Exercise objective
Check every line of the data below for the word "Только". Copy the ones that have it.

=== Section Start ===

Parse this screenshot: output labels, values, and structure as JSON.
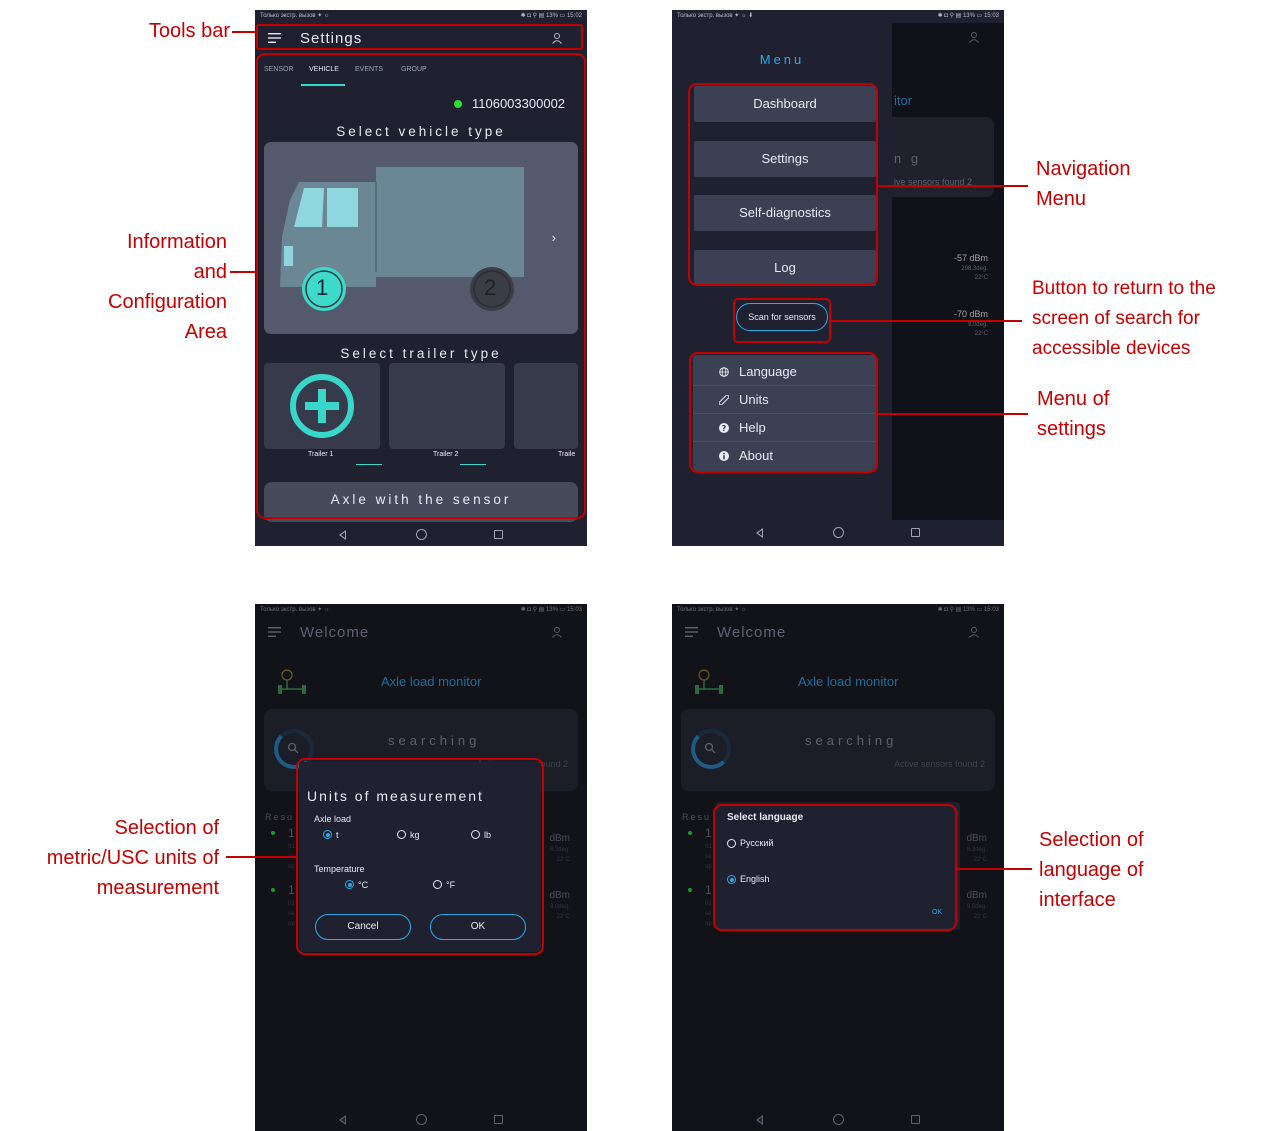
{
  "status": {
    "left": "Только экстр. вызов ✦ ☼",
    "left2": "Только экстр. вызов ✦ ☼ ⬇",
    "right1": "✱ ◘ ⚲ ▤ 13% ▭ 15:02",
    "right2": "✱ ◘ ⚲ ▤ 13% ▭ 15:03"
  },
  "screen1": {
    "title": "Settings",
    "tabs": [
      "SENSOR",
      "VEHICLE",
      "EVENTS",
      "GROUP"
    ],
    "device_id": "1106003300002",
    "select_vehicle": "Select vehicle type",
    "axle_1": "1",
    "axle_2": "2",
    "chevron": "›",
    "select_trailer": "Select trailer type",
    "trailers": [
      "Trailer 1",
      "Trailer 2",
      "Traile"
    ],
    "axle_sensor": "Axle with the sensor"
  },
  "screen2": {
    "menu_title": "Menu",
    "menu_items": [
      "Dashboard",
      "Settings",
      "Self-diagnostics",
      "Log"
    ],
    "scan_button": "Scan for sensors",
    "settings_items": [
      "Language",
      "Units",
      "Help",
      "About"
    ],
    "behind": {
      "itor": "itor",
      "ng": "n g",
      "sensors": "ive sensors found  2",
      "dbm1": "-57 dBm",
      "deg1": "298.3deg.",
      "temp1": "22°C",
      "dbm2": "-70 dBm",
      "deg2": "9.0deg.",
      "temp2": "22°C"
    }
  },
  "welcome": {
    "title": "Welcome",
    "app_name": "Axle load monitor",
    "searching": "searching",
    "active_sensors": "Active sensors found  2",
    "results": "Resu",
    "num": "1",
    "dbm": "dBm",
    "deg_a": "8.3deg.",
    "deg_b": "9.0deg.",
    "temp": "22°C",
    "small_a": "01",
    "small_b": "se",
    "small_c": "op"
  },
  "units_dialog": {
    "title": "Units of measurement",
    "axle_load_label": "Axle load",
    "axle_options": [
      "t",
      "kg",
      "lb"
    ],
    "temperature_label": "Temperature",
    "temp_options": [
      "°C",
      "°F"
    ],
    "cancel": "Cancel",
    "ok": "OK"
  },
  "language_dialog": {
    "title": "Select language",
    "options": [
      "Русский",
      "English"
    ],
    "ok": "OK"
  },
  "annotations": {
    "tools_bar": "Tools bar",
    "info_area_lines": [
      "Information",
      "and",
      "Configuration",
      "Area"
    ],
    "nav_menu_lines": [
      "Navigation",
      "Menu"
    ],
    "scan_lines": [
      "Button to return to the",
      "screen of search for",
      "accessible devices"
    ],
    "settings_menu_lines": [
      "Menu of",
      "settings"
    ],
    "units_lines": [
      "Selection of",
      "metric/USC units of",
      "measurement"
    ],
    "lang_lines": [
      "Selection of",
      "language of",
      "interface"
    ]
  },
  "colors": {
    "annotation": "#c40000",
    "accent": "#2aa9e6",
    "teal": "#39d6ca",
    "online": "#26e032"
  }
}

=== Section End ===

Task output
    "left": "Только экстр. вызов ✦ ☼",
    "left2": "Только экстр. вызов ✦ ☼ ⬇",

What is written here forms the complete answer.